──────── Data shown

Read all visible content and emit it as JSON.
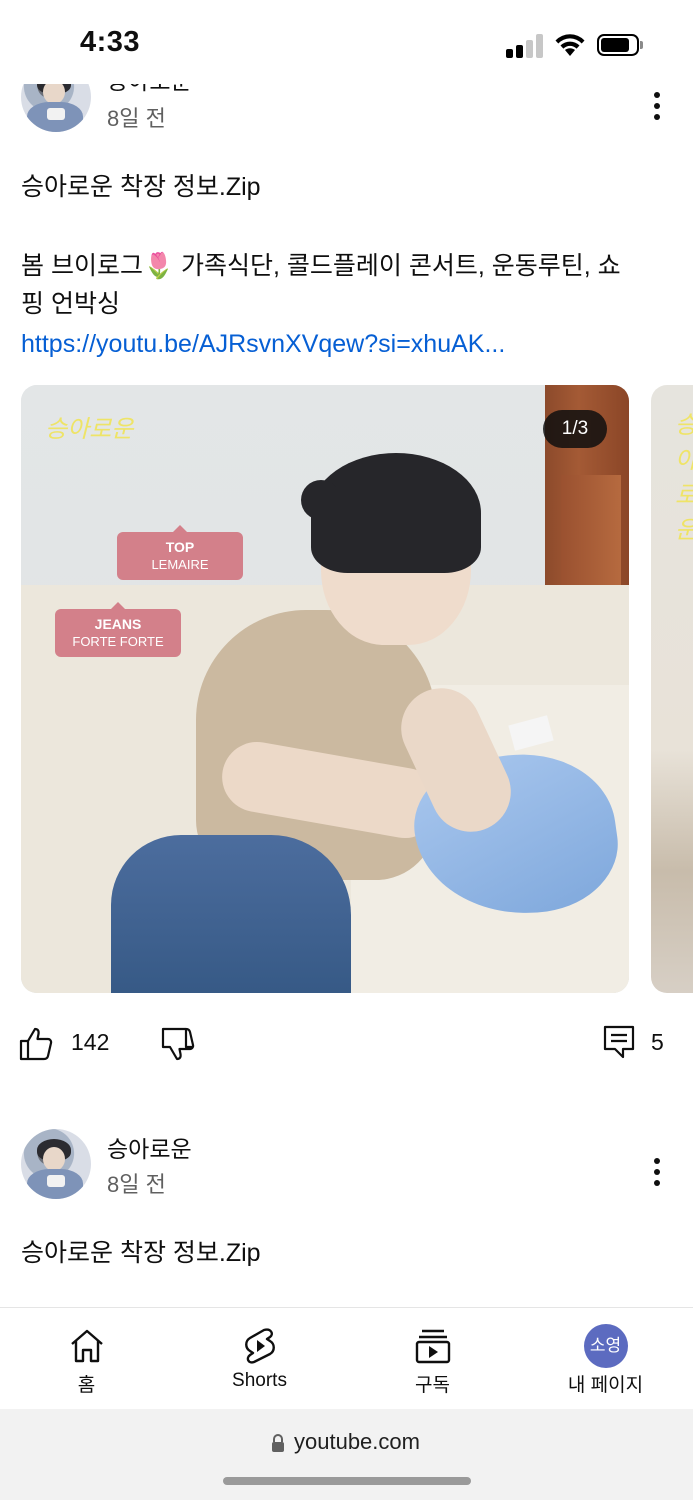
{
  "status_bar": {
    "time": "4:33"
  },
  "posts": [
    {
      "channel_name": "승아로운",
      "time_ago": "8일 전",
      "text_line1": "승아로운 착장 정보.Zip",
      "text_line2": "봄 브이로그🌷 가족식단, 콜드플레이 콘서트, 운동루틴, 쇼",
      "text_line3": "핑 언박싱",
      "link": "https://youtu.be/AJRsvnXVqew?si=xhuAK...",
      "image": {
        "watermark": "승아로운",
        "counter": "1/3",
        "tag1_title": "TOP",
        "tag1_brand": "LEMAIRE",
        "tag2_title": "JEANS",
        "tag2_brand": "FORTE FORTE"
      },
      "likes": "142",
      "comments": "5"
    },
    {
      "channel_name": "승아로운",
      "time_ago": "8일 전",
      "text_line1": "승아로운 착장 정보.Zip"
    }
  ],
  "bottom_nav": {
    "home": "홈",
    "shorts": "Shorts",
    "subscriptions": "구독",
    "you": "내 페이지",
    "avatar_text": "소영"
  },
  "browser": {
    "url": "youtube.com"
  },
  "icons": [
    "signal-icon",
    "wifi-icon",
    "battery-icon",
    "more-vert-icon",
    "like-icon",
    "dislike-icon",
    "comment-icon",
    "home-icon",
    "shorts-icon",
    "subscriptions-icon",
    "lock-icon"
  ]
}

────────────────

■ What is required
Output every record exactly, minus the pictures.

■ Response
Read all visible content and emit it as JSON.
{
  "status_bar": {
    "time": "4:33"
  },
  "posts": [
    {
      "channel_name": "승아로운",
      "time_ago": "8일 전",
      "text_line1": "승아로운 착장 정보.Zip",
      "text_line2": "봄 브이로그🌷 가족식단, 콜드플레이 콘서트, 운동루틴, 쇼",
      "text_line3": "핑 언박싱",
      "link": "https://youtu.be/AJRsvnXVqew?si=xhuAK...",
      "image": {
        "watermark": "승아로운",
        "counter": "1/3",
        "tag1_title": "TOP",
        "tag1_brand": "LEMAIRE",
        "tag2_title": "JEANS",
        "tag2_brand": "FORTE FORTE"
      },
      "likes": "142",
      "comments": "5"
    },
    {
      "channel_name": "승아로운",
      "time_ago": "8일 전",
      "text_line1": "승아로운 착장 정보.Zip"
    }
  ],
  "bottom_nav": {
    "home": "홈",
    "shorts": "Shorts",
    "subscriptions": "구독",
    "you": "내 페이지",
    "avatar_text": "소영"
  },
  "browser": {
    "url": "youtube.com"
  },
  "icons": [
    "signal-icon",
    "wifi-icon",
    "battery-icon",
    "more-vert-icon",
    "like-icon",
    "dislike-icon",
    "comment-icon",
    "home-icon",
    "shorts-icon",
    "subscriptions-icon",
    "lock-icon"
  ]
}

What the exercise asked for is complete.